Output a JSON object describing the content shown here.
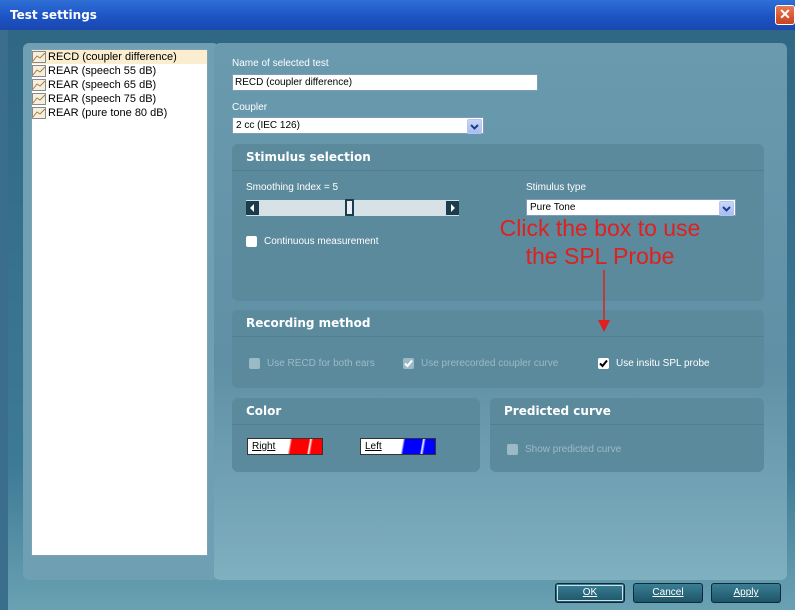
{
  "window": {
    "title": "Test settings"
  },
  "tests": [
    {
      "label": "RECD (coupler difference)",
      "selected": true
    },
    {
      "label": "REAR (speech 55 dB)",
      "selected": false
    },
    {
      "label": "REAR (speech 65 dB)",
      "selected": false
    },
    {
      "label": "REAR (speech 75 dB)",
      "selected": false
    },
    {
      "label": "REAR (pure tone 80 dB)",
      "selected": false
    }
  ],
  "name": {
    "label": "Name of selected test",
    "value": "RECD (coupler difference)"
  },
  "coupler": {
    "label": "Coupler",
    "value": "2 cc (IEC 126)"
  },
  "stimulus": {
    "title": "Stimulus selection",
    "smoothing_label": "Smoothing Index = 5",
    "smoothing_value": 5,
    "type_label": "Stimulus type",
    "type_value": "Pure Tone",
    "continuous_label": "Continuous measurement",
    "continuous_checked": false
  },
  "recording": {
    "title": "Recording method",
    "recd_both": {
      "label": "Use RECD for both ears",
      "checked": false,
      "enabled": false
    },
    "prerecorded": {
      "label": "Use prerecorded coupler curve",
      "checked": true,
      "enabled": false
    },
    "insitu": {
      "label": "Use insitu SPL probe",
      "checked": true,
      "enabled": true
    }
  },
  "color": {
    "title": "Color",
    "right": {
      "label": "Right",
      "color": "#ff0000"
    },
    "left": {
      "label": "Left",
      "color": "#0000ff"
    }
  },
  "predicted": {
    "title": "Predicted curve",
    "show_label": "Show predicted curve",
    "checked": false
  },
  "annotation": {
    "line1": "Click the box to use",
    "line2": "the SPL Probe",
    "color": "#e02020"
  },
  "buttons": {
    "ok": "OK",
    "cancel": "Cancel",
    "apply": "Apply"
  }
}
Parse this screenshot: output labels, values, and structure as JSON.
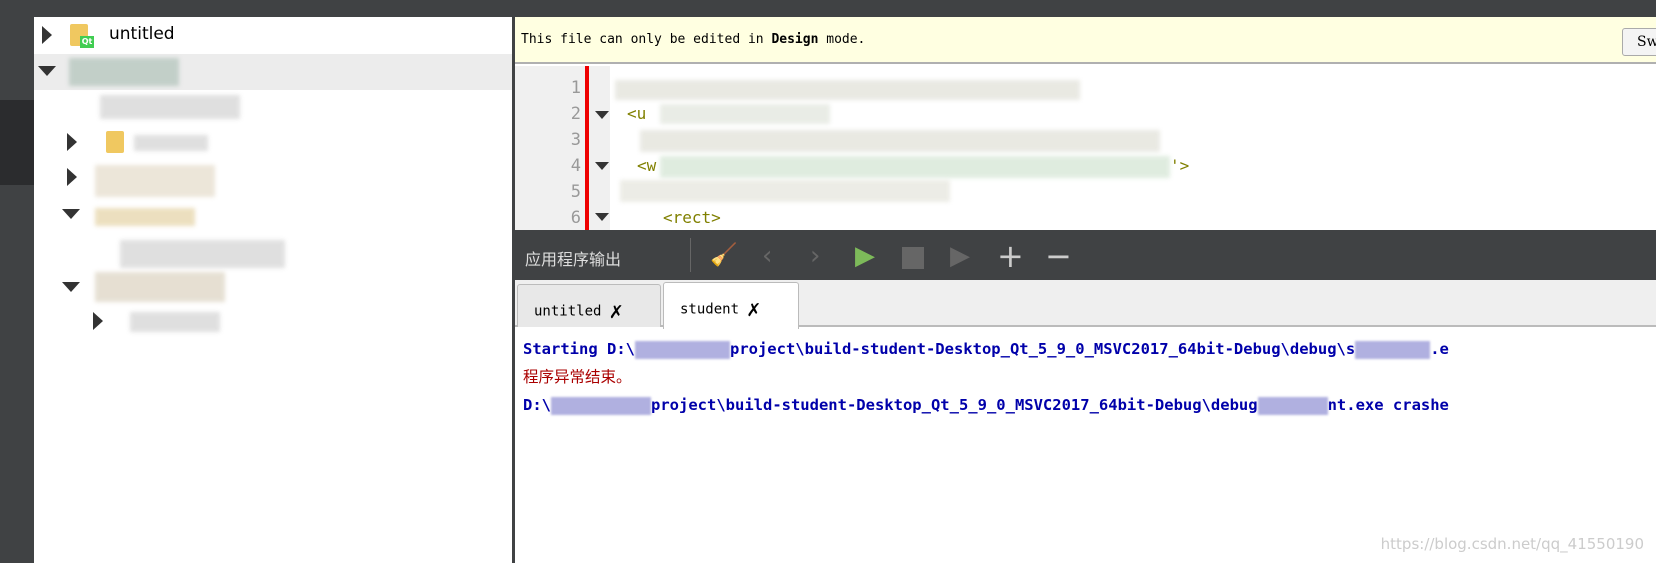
{
  "project_tree": {
    "items": [
      {
        "label": "untitled",
        "expanded": false,
        "icon": "qt-project-folder-icon"
      }
    ]
  },
  "design_notice": {
    "text_before": "This file can only be edited in ",
    "text_bold": "Design",
    "text_after": " mode.",
    "switch_button": "Sw"
  },
  "editor": {
    "line_numbers": [
      "1",
      "2",
      "3",
      "4",
      "5",
      "6"
    ],
    "line6_code": "<rect>",
    "line2_code": "<u",
    "line4_code": "<w",
    "line4_end": "'>"
  },
  "output_pane": {
    "title": "应用程序输出",
    "toolbar_icons": [
      "clear-icon",
      "prev-icon",
      "next-icon",
      "run-icon",
      "stop-icon",
      "debug-icon",
      "zoom-in-icon",
      "zoom-out-icon"
    ],
    "tabs": [
      {
        "label": "untitled",
        "active": false
      },
      {
        "label": "student",
        "active": true
      }
    ],
    "lines": {
      "l1_a": "Starting D:\\",
      "l1_b": "project\\build-student-Desktop_Qt_5_9_0_MSVC2017_64bit-Debug\\debug\\s",
      "l1_c": ".e",
      "l2": "程序异常结束。",
      "l3_a": "D:\\",
      "l3_b": "project\\build-student-Desktop_Qt_5_9_0_MSVC2017_64bit-Debug\\debug",
      "l3_c": "nt.exe crashe"
    },
    "colors": {
      "info": "#0000aa",
      "error": "#aa0000"
    }
  },
  "watermark": "https://blog.csdn.net/qq_41550190"
}
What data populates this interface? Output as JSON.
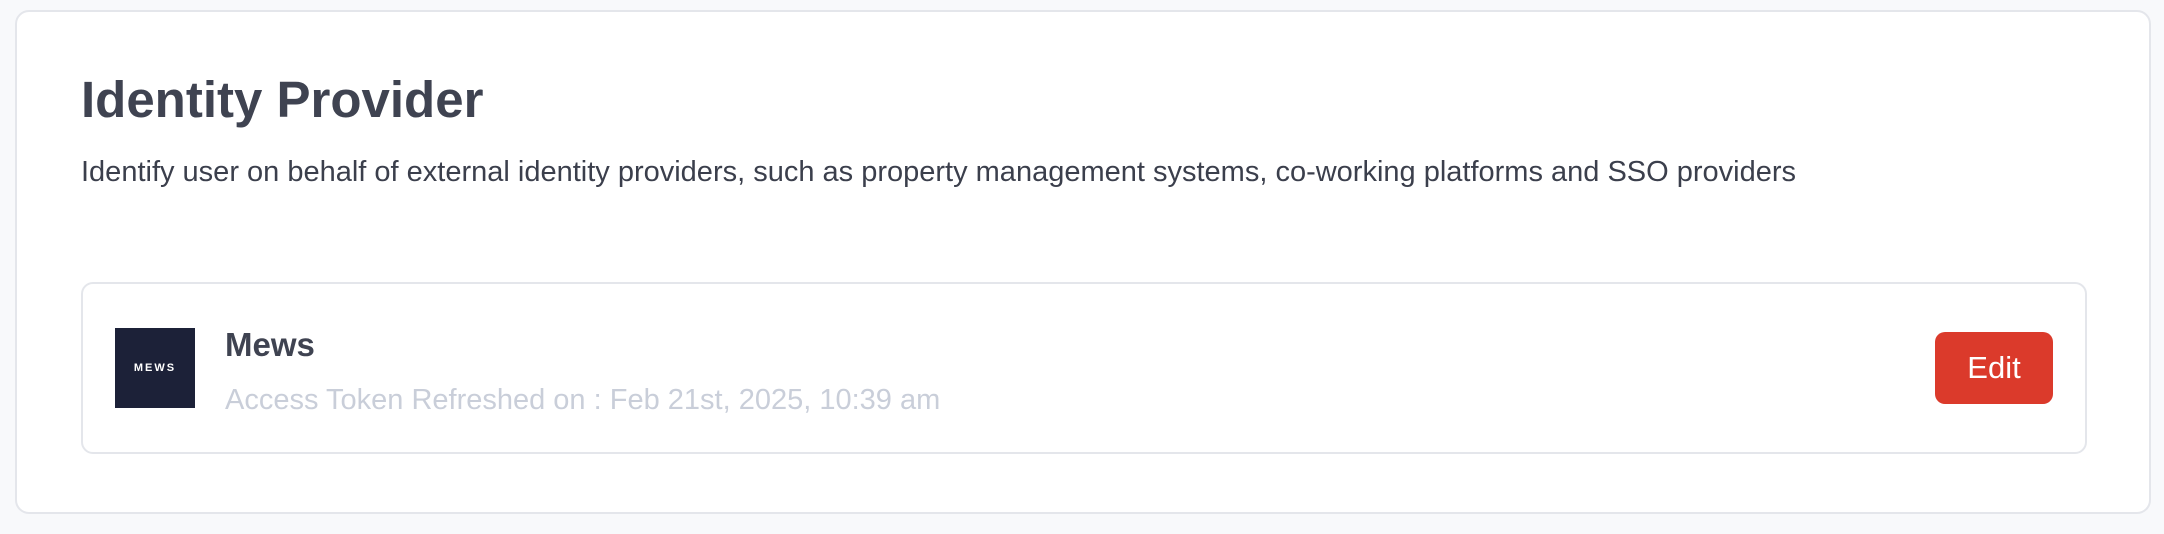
{
  "identity_provider": {
    "title": "Identity Provider",
    "description": "Identify user on behalf of external identity providers, such as property management systems, co-working platforms and SSO providers",
    "providers": [
      {
        "logo_text": "MEWS",
        "name": "Mews",
        "status": "Access Token Refreshed on : Feb 21st, 2025, 10:39 am",
        "edit_label": "Edit"
      }
    ]
  },
  "colors": {
    "accent": "#db3a2b",
    "logo_background": "#1c2138",
    "muted_text": "#c9ced9",
    "heading_text": "#3f4351"
  }
}
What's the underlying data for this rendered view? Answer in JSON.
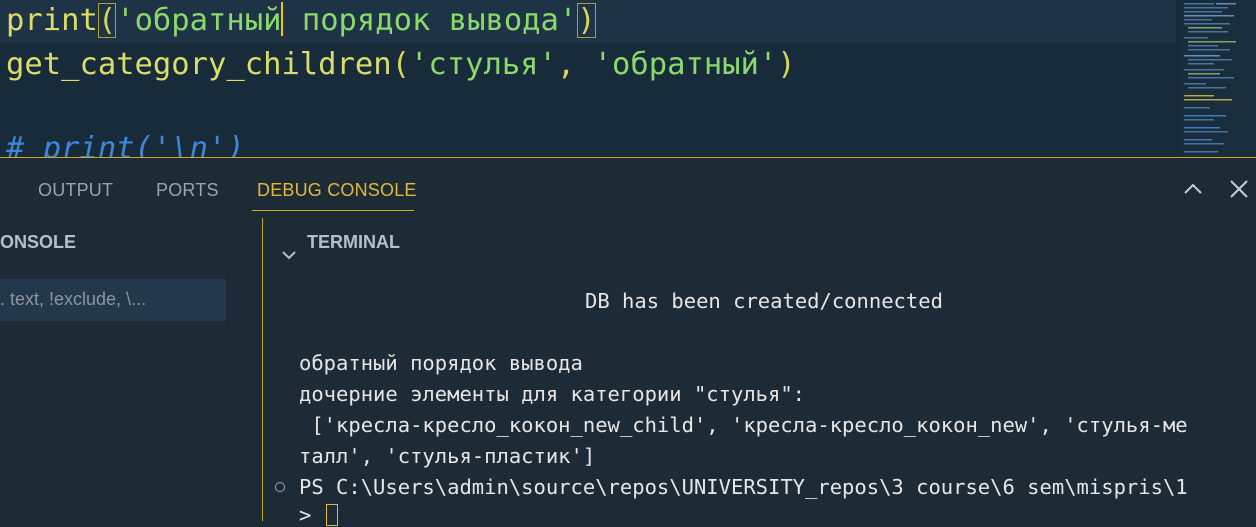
{
  "editor": {
    "line1": {
      "fn": "print",
      "open": "(",
      "str_a": "'обратный",
      "str_b": " порядок вывода'",
      "close": ")"
    },
    "line2": {
      "fn": "get_category_children",
      "open": "(",
      "arg1": "'стулья'",
      "sep": ", ",
      "arg2": "'обратный'",
      "close": ")"
    },
    "line4": {
      "comment": "# print('\\n')"
    }
  },
  "panel": {
    "tabs": [
      {
        "label": "OUTPUT"
      },
      {
        "label": "PORTS"
      },
      {
        "label": "DEBUG CONSOLE"
      }
    ],
    "active_tab": "DEBUG CONSOLE",
    "accent_color": "#d2a81a",
    "console_header": "ONSOLE",
    "filter_placeholder": ". text, !exclude, \\...",
    "terminal_header": "TERMINAL",
    "terminal_lines": [
      "DB has been created/connected",
      "обратный порядок вывода",
      "дочерние элементы для категории \"стулья\":",
      " ['кресла-кресло_кокон_new_child', 'кресла-кресло_кокон_new', 'стулья-ме",
      "талл', 'стулья-пластик']",
      "PS C:\\Users\\admin\\source\\repos\\UNIVERSITY_repos\\3 course\\6 sem\\mispris\\1",
      ">"
    ]
  }
}
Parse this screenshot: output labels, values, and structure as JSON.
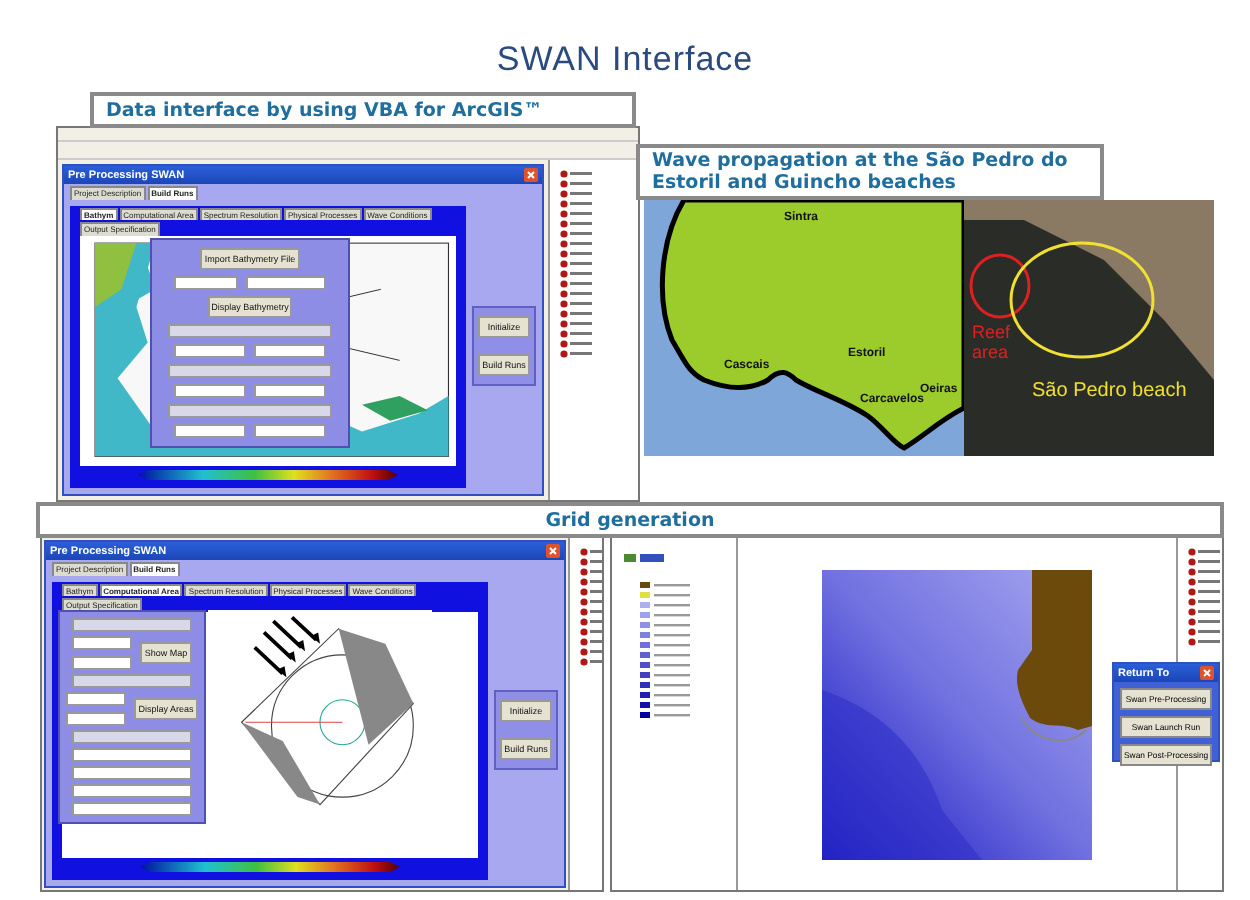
{
  "title": "SWAN Interface",
  "vba_section": {
    "caption": "Data interface by using VBA for ArcGIS™",
    "dialog": {
      "title": "Pre Processing SWAN",
      "outer_tabs": [
        {
          "label": "Project Description",
          "selected": false
        },
        {
          "label": "Build Runs",
          "selected": true
        }
      ],
      "tabs": [
        {
          "label": "Bathym",
          "selected": true
        },
        {
          "label": "Computational Area",
          "selected": false
        },
        {
          "label": "Spectrum Resolution",
          "selected": false
        },
        {
          "label": "Physical Processes",
          "selected": false
        },
        {
          "label": "Wave Conditions",
          "selected": false
        },
        {
          "label": "Output Specification",
          "selected": false
        }
      ],
      "panel_buttons": [
        "Import Bathymetry File",
        "Display Bathymetry"
      ],
      "side_buttons": [
        "Initialize",
        "Build Runs"
      ]
    }
  },
  "map_section": {
    "caption": "Wave propagation at the São Pedro do Estoril and Guincho beaches",
    "places": [
      "Sintra",
      "Estoril",
      "Cascais",
      "Carcavelos",
      "Oeiras"
    ],
    "photo_labels": [
      {
        "text": "Reef area",
        "color": "#e02020"
      },
      {
        "text": "São Pedro beach",
        "color": "#f0e030"
      }
    ]
  },
  "grid_section": {
    "caption": "Grid generation",
    "dialog": {
      "title": "Pre Processing SWAN",
      "outer_tabs": [
        {
          "label": "Project Description",
          "selected": false
        },
        {
          "label": "Build Runs",
          "selected": true
        }
      ],
      "tabs": [
        {
          "label": "Bathym",
          "selected": false
        },
        {
          "label": "Computational Area",
          "selected": true
        },
        {
          "label": "Spectrum Resolution",
          "selected": false
        },
        {
          "label": "Physical Processes",
          "selected": false
        },
        {
          "label": "Wave Conditions",
          "selected": false
        },
        {
          "label": "Output Specification",
          "selected": false
        }
      ],
      "panel_buttons": [
        "Show Map",
        "Display Areas"
      ],
      "side_buttons": [
        "Initialize",
        "Build Runs"
      ]
    },
    "return_dialog": {
      "title": "Return To",
      "buttons": [
        "Swan Pre-Processing",
        "Swan Launch Run",
        "Swan Post-Processing"
      ]
    }
  }
}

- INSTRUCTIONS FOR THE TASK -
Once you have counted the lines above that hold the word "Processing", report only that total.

- RESPONSE AREA -
4